Which major issue facing the U.S. economy are associations well positioned to fix? The “skills gap.”
Employers are facing the “skills gap” as Baby Boomers retire faster than Millennials develop a similar skill set. This phenomenon—also known as “aging out”—is having a similar effect on associations. Older members are retiring at a faster pace than new members are replacing them. What some might see as a problem can actually be a great opportunity for associations. Establishing credentialing programs for young professionals can be a smart way to attract the next generation of members.
Earlier this year, Millennials passed Baby-Boomers as the largest age group in the workforce. Some associations have struggled to find ways to recruit this age group. As Associations Now points out, however, credentialing can be a way to attract Millennials. This seems like a natural fit for associations. In fact, most already include industry-specific training as part of their mission. Not only can training attract new members, it will also enhance your value to these new members. Establishing your association as the go-to resource for young members will have a positive impact on your organization for many years.

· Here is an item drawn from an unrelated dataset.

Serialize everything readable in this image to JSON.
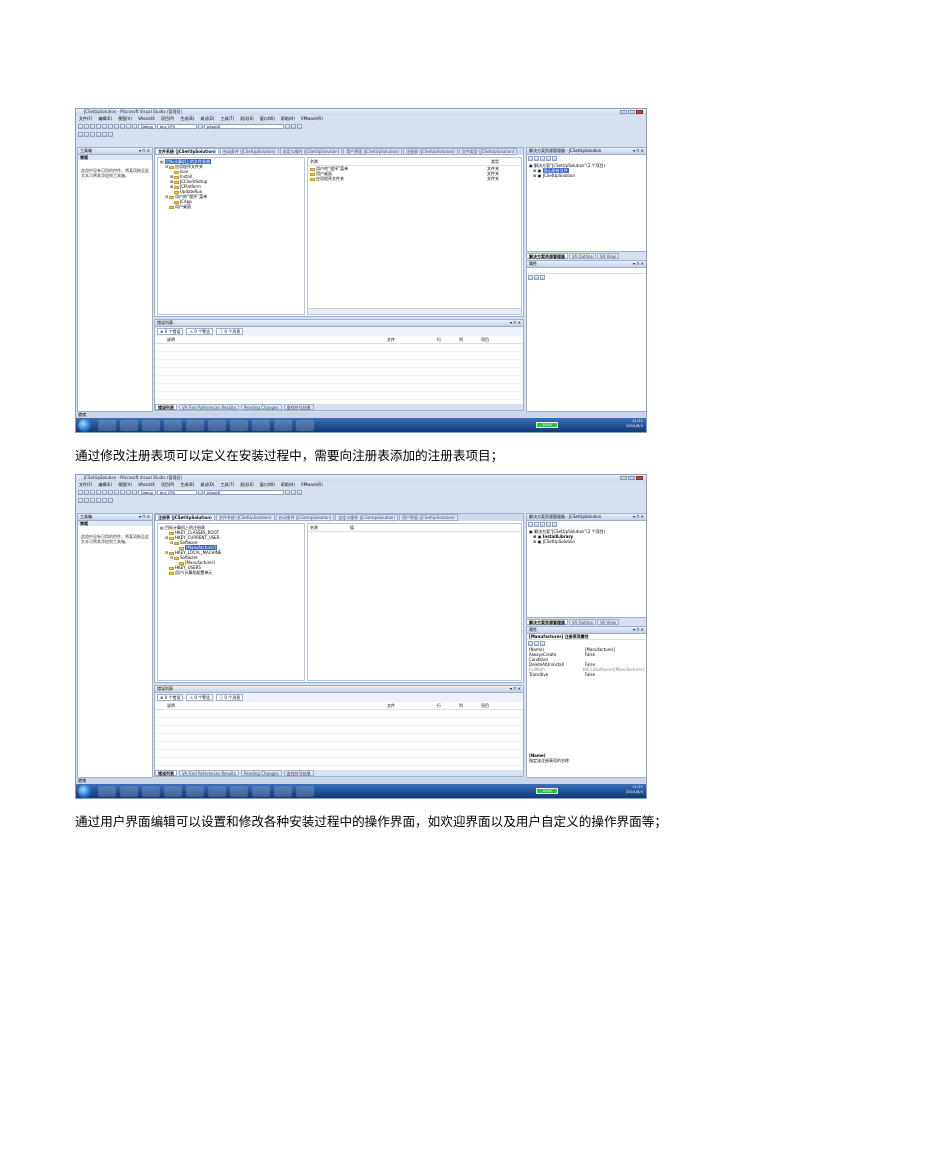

Credentialing programs for Millennials rely on many of the same traditional instructional design fundamentals that have been in place for years. But there are some things to keep in mind, especially when it comes to including technology in your courses. So, before you create your next program, here are five tips that will help your association’s courses become the go-to resource for Millennials.
Tip #1: Don’t just create courses for Millennials, create them for your industry
When helping to create the workforce of the future, the first challenge is to match the training program to the eventual needs of the industry. It may be tempting to ask your younger members for input on which courses they would like to take. The danger with this approach is you may end up teaching skills that are useful today but may not be what the industry actually needs over the long term.
A better approach to selecting course content is by talking with industry leaders about the skills they’ll need in the future. Asking for their input gives you a forward-looking perspective–one that someone new to the industry will not be able to provide.
Creating a training course based on the industry’s anticipated skills gap over the next five years will put your association in a position to be a long-term leader in providing skilled workers.
Tip #2 There is still room for in-person instruction
Technology enables learning opportunities that didn’t exist a decade ago. But that doesn’t mean traditional, in-person instruction is obsolete. Traditional classroom learning remains a valuable format for associations teaching members. In fact, there are some topics that just need the high-level interaction that only comes from instructors and learners being in the same physical location. One example of training that can’t be replicated online is a course in safe food-handling procedures. It’s important to let your content choose the right format for your class.
Tip #3: Use technology appropriately
Millennials have lived their entire lives using technology. So it’s a natural tendency to feel the need to use technology to appeal to them. Using technology just for technology’s sake is a recipe for disaster, though. Before you invest the time or money involved in taking your program materials online, for example, make sure they support your larger learning objectives. Providing a training manual online is a great way to distribute the most up-to-date materials to your learners. Just make sure that your site includes an option for note-taking similar to a traditional manual.
When used appropriately, incorporating technology to enhance course materials provides tremendous value for members.
Tip #4: Blended learning pairs tradition and technology
Earlier this year, Omnipress conducted a survey on the learning habits of Millennials. One of the surprising findings was that 59% of respondents indicated they found it easier to learn from print than digital materials. (You can read the entire survey results here.) While online courses provide opportunities that wouldn’t otherwise exist, traditional educational materials can increase Millennials’ learning retention. So, even if your geographically diverse membership prevents you from holding in-person training, offering physical course materials is still a good option.
Blended learning is a great way of taking advantage of both tradition and technology.
Tip #5: Digital credentials offer value to your association and learner
If your course provides a certificate or other form of recognition for completing the course, offering a digital credential can be a worthwhile use of technology. A “digital credential” is an online badge that allows your learners to easily share their accomplishments on social media sites like LinkedIn. These badges also serve as a great way of advertising your association within the learner’s network. This word-of-mouth advertising is effective in boosting your program’s visibility.
Associations are in a unique position to help create the next generation of workers, and at the same time, solidify their position as a valuable resource for members. This win-win situation will help forward-thinking associations that have the training programs in place to close the skills gap. Choosing the right skills for your courses is a crucial first step that should have input from industry leaders, not just students. Successful associations will be able to find a balance between traditional education and technology that reinforces their learning objectives. In the end, positioning your association as the go-to resource for the youngest members of your industry is a smart way to grow your membership.